** Input data **
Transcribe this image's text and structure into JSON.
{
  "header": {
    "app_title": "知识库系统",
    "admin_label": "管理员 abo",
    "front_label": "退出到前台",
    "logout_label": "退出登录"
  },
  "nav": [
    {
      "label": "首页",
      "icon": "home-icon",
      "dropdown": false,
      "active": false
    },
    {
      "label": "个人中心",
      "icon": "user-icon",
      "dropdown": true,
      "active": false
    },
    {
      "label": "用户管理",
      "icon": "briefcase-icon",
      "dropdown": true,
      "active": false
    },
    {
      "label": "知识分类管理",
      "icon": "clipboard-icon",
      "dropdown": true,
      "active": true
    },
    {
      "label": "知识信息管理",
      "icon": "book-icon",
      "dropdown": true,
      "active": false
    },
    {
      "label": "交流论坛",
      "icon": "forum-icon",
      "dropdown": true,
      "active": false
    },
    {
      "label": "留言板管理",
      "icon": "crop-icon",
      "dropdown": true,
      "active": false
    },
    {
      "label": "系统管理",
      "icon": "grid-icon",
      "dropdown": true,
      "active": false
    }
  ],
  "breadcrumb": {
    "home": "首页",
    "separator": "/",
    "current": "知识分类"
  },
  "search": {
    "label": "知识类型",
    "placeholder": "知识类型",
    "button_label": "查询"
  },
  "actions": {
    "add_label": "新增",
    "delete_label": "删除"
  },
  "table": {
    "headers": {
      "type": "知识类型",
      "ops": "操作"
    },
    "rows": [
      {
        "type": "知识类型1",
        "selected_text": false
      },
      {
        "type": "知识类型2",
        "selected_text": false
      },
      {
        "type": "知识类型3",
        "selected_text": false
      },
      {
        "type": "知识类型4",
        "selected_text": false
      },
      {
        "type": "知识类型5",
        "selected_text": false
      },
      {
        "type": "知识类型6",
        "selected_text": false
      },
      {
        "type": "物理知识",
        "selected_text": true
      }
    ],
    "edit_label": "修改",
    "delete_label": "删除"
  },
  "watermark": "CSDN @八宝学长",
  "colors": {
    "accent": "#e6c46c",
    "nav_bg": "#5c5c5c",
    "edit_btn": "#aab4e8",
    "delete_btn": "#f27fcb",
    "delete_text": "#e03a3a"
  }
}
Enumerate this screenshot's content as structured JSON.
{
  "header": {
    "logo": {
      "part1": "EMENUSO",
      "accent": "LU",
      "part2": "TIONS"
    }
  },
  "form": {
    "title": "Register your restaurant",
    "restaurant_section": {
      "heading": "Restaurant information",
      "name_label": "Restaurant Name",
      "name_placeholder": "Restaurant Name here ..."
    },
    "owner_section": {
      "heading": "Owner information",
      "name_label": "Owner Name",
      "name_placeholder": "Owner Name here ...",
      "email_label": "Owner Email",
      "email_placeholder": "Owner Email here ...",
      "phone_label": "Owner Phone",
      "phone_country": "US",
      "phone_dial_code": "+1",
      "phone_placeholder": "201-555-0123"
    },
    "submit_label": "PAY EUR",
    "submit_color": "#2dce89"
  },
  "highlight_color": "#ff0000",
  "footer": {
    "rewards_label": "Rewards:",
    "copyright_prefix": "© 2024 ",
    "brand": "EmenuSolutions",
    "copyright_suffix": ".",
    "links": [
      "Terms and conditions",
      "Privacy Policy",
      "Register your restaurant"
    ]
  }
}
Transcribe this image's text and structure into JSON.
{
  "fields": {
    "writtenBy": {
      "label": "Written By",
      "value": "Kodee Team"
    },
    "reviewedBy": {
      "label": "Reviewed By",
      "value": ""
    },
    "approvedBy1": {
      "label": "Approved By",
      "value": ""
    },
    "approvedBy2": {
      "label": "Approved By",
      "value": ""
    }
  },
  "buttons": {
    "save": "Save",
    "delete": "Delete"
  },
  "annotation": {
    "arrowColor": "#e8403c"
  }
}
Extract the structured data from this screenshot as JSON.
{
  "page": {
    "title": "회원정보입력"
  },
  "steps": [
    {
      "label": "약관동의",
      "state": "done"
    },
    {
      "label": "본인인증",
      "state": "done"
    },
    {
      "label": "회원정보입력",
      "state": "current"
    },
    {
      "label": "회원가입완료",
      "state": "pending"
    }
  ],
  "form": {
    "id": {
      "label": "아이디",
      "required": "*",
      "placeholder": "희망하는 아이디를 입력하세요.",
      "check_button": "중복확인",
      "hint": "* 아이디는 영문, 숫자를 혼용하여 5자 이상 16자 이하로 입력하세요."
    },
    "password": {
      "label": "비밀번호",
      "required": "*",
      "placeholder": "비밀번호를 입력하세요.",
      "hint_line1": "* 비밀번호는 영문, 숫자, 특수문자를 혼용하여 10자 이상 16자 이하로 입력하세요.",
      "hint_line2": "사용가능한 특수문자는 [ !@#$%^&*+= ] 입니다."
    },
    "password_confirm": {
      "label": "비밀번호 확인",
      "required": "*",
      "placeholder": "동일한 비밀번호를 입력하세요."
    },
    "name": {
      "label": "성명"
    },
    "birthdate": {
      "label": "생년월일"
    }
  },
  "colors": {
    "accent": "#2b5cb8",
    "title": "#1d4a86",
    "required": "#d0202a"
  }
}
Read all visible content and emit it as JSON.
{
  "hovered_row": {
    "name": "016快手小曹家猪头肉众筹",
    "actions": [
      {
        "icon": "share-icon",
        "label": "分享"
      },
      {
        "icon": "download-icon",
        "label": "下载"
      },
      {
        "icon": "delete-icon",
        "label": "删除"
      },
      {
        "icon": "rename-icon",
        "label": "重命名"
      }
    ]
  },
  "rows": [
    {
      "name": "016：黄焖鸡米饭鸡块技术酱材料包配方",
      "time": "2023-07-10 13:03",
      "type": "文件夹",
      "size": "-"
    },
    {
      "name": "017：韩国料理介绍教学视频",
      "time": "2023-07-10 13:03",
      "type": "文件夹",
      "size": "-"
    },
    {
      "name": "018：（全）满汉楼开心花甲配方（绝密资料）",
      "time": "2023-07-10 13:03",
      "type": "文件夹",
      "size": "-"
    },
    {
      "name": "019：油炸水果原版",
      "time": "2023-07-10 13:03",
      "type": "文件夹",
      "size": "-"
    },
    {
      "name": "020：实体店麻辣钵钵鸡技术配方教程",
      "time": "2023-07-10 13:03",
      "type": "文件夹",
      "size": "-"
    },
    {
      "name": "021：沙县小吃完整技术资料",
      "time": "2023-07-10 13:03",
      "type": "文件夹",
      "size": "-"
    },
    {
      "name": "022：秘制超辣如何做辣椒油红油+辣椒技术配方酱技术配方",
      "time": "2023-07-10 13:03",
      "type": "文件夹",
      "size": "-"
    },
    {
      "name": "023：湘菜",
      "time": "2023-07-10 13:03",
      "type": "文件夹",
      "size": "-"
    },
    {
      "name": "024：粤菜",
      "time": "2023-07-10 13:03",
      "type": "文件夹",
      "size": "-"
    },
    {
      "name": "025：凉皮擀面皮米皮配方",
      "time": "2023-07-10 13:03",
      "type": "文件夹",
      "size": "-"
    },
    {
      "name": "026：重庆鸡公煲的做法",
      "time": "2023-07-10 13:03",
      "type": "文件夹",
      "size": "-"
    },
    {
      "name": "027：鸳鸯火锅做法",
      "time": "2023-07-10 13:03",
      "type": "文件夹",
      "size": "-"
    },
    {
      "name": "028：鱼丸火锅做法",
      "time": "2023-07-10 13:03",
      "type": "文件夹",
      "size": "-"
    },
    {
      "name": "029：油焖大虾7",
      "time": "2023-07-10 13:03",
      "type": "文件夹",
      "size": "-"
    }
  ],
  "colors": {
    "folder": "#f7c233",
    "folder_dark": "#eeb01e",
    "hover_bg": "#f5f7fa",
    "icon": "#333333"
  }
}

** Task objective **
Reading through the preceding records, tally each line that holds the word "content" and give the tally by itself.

** Exercise answer **
2